2) Cutting back on Gluten means cutting back on junk food- So you cut out gluten and you feel so much better! Maybe gluten wasn’t the culprit of your digestive woes, but rather, maybe it was the cake, cookies, pastries, white breads, sugary cereals, pizza and other snacks that were the problem, and nixing gluten got rid of these foods too. Hey, maybe it comes down to moderation?
3) FODMAPS are more likely the issue at hand- Many health professionals in the gastroenterology field feel strongly that gluten isn’t the problem- it’s FODMAPS. Early evidence suggests that reducing ones intake of FODMAPS provides relief to about 75% of people with IBS (Irritable Bowel Syndrome) symptoms. Unfortunately, like with all of North American’s fad diets, people like to blame one thing for all of their health problems rather than looking at their entire lifestyle and making more holistic changes.

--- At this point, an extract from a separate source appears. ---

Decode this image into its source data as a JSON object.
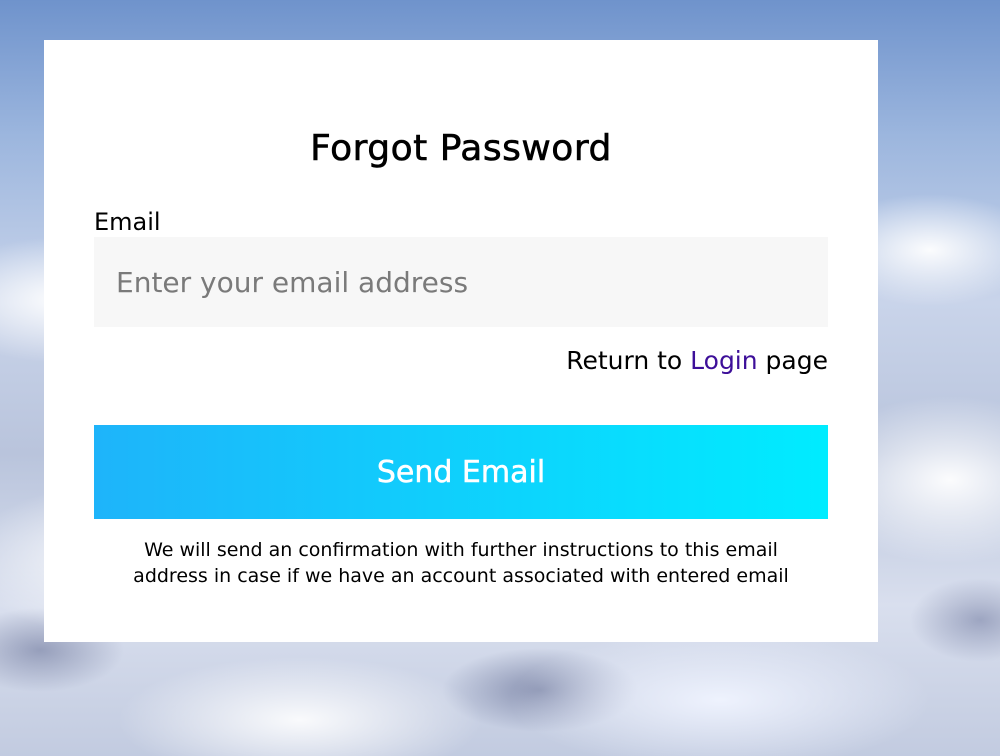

This is why the gluten-free diet has caught on with raging enthusiasm, but the FODMAP-free diet has not. Just check out this list– there are lots of foods with FODMAPs! To make things even more potentially complicated, everyone responds differently to each individual FODMAP food. This means that through a careful elimination diet with a Registered Dietitian, I may discover that I can handle bread quite well, but garlic and cream cheese (separately, or together, I suppose) are big no-nos for this bod. Yes, it’s more complicated, but it’s also potentially good news because your trigger could be as simple as the honey in your tea and you can go back to enjoying bread, pasta and beer (in moderation)! The research is still very young on FODMAPS, but I believe this is going to become the answer to the long-term research questions we’re posing now.
4) It’s somewhat psychological- Ah, here comes the backlash but just hear me out. We call this the nocebo effect (and Gibson found this in his research, as well). I don’t think everyone falls into this category, but the mind is a powerful thing and it’s very possible that if you think you will feel better by eating or not eating something, then it’s quite likely that you will.
5) Gluten free has become part of a trendy sexy lifestyle (and this really boggles my mind)- Going gluten free has also become somewhat of a status symbol, whether people admit or even acknowledge that at all. Gluten free foods are trendy, expensive, and also carry a “health halo” that make some people feel good about their food choices, no matter what they are (gluten free cake is healthy, right?!). I went into this in detail in my post here, but what most people ignore is that often Gluten Free products are less healthy than their gluten-full counterparts.
In conclusion, I don’t have a definitive answer because Registered Dietitians strive to operate by evidence-based practice and right now, there’s just not enough evidence to convince me of anything. But I hope you will find my clinical judgement (if nothing else) good food for thought, and will question your own intentions, needs, and well being when making decisions about gluten or any other aspect of your health.
What’s your take on the gluten dilemma? Do you want to go gluten free?
Abbey Sharp is a Registered Dietitian, an avid food writer and blogger, a cookbook author and the founder of Abbey’s Kitchen Inc.